    -And i'm not saying your critique was bad! LOL it was insightful and helpful and well thought out!
    Hell, i wish i got critique that helpful! ...but if i had a dime for every "critique" i got on "anatomy"...
     
  12. Rykhoteth

    Rykhoteth Dancin' Robot

    PlusThirtyOne and AlleycatIrony like this.
  13. AlleycatIrony

    AlleycatIrony Member

    @PlusThirtyOne i tried lining again (it's been months since i've done it and it was actually kinda fun, haha) and this was the result, was this kinda what u had in mind for the bold lines & bright colours?

    [​IMG]
     
    Last edited: Mar 4, 2017
  14. PlusThirtyOne

    PlusThirtyOne What DOES my username mean...?

    Yes and no. -But you do whatever you want. i was thinking of going thicker, at least on the main outline. it all depends on what style you prefer. Me, i like the graphic design rules of thick lines and minimized detail. Tone down the fluffiness and concentrate on outlining a basic furry shape without so many jagged lines. Limit your shading to only 3 tones per color; lit, shaded and highlights. Skip the ruffly details on the collar, refrain from outlining facial details, show them with colors, not lines. Keep hair and fur texturing to a minimum.
    -That is, if you're aiming for a "cartoonier" style. That's just what i would do but it's all up to you. As for the color pallet, this is a pallet that contains most of the colors you already have and some complimentary color shades. if you darkened the hair and made the collar a combination of green shades, they'd both stand out a little more. The eyes could stand to be darker, even green. And that paw; something looks off about it. i'm no expert on paws so i don't even know if dogs can even do that with their fingers. :V
     
    AlleycatIrony likes this.
  15. nerdbat

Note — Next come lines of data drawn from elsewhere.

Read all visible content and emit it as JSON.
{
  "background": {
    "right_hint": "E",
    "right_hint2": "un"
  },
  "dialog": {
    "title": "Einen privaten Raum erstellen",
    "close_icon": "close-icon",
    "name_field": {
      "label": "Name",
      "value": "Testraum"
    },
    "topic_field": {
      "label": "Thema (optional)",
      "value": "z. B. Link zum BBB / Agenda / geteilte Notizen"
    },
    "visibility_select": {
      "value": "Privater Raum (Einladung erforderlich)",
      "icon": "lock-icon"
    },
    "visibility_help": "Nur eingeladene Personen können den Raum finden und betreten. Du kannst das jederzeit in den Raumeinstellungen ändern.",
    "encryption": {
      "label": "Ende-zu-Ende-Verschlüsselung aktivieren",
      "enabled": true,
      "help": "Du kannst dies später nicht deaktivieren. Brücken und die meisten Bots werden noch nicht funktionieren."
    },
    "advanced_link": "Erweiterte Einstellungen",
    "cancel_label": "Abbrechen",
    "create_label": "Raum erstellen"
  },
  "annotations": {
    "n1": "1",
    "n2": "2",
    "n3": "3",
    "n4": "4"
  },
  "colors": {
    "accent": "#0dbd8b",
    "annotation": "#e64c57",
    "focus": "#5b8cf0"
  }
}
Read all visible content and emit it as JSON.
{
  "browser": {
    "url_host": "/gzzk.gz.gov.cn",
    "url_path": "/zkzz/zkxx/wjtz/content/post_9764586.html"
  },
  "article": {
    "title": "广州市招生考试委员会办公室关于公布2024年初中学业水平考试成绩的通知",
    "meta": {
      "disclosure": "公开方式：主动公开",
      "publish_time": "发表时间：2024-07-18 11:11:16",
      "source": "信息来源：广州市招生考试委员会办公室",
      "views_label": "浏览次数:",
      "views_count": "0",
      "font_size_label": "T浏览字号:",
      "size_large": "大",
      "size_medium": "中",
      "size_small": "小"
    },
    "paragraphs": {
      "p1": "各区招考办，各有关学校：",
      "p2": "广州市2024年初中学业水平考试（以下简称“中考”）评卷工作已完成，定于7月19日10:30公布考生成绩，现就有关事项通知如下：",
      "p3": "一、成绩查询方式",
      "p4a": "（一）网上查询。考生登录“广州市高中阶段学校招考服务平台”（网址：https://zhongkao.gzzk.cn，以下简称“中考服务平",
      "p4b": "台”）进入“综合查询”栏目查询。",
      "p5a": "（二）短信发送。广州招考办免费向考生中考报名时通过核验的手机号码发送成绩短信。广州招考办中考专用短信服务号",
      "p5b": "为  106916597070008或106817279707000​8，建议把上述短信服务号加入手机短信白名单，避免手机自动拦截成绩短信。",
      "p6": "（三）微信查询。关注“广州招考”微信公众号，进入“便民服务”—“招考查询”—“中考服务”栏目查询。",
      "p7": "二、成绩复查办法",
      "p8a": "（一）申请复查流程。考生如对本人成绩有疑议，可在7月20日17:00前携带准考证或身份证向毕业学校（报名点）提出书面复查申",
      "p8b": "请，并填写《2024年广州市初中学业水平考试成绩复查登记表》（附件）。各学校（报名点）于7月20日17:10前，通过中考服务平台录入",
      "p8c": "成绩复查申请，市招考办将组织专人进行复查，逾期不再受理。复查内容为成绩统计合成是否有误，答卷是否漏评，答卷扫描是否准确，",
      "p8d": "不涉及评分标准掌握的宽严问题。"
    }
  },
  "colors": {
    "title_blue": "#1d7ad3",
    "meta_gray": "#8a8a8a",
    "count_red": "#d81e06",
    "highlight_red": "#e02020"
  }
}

    nerdbat Green butt of reason

    To be honest, I like the works you critique in this thread much more than the works you encourage the artist in question to do.
     
  16. PlusThirtyOne

    PlusThirtyOne What DOES my username mean...?

    Aaaaaaaaaaaand i don't disagree with you. They're super duper awesome! However, the topic brought up was "cartoony" and the OP seems genuinely curious how to "toon" the illustrations (for lack of a better word). i encourage the artist to do whatever they want. By all means, stick with what you enjoy! -But if you're asking to experiment, "toon-up" your style or try something different i'm happy to explain how you might do that. Different strokes for different folks.
     
    AlleycatIrony likes this.
  17. AlleycatIrony

    AlleycatIrony Member

    aaa unfortunately i'd rather not thicken the lines anymore or my art'd look v similar to my friend's art style because we shade and line somewhat the same :c
    and the ruffly details are part of the collar bc that's what it actually looks like lmao
    and another thing is that i'd rather not change what my character looked like in terms of how fluffy he is and his palette, but thankyou anyway! ;u;
     
  18. AlleycatIrony

    AlleycatIrony Member

    another more-recent thing to put on here bc some of the first stuff was old art haha (plus one non... furry human-ish thing - my boy kiyung!)

    [​IMG] [​IMG]
     

Share This Page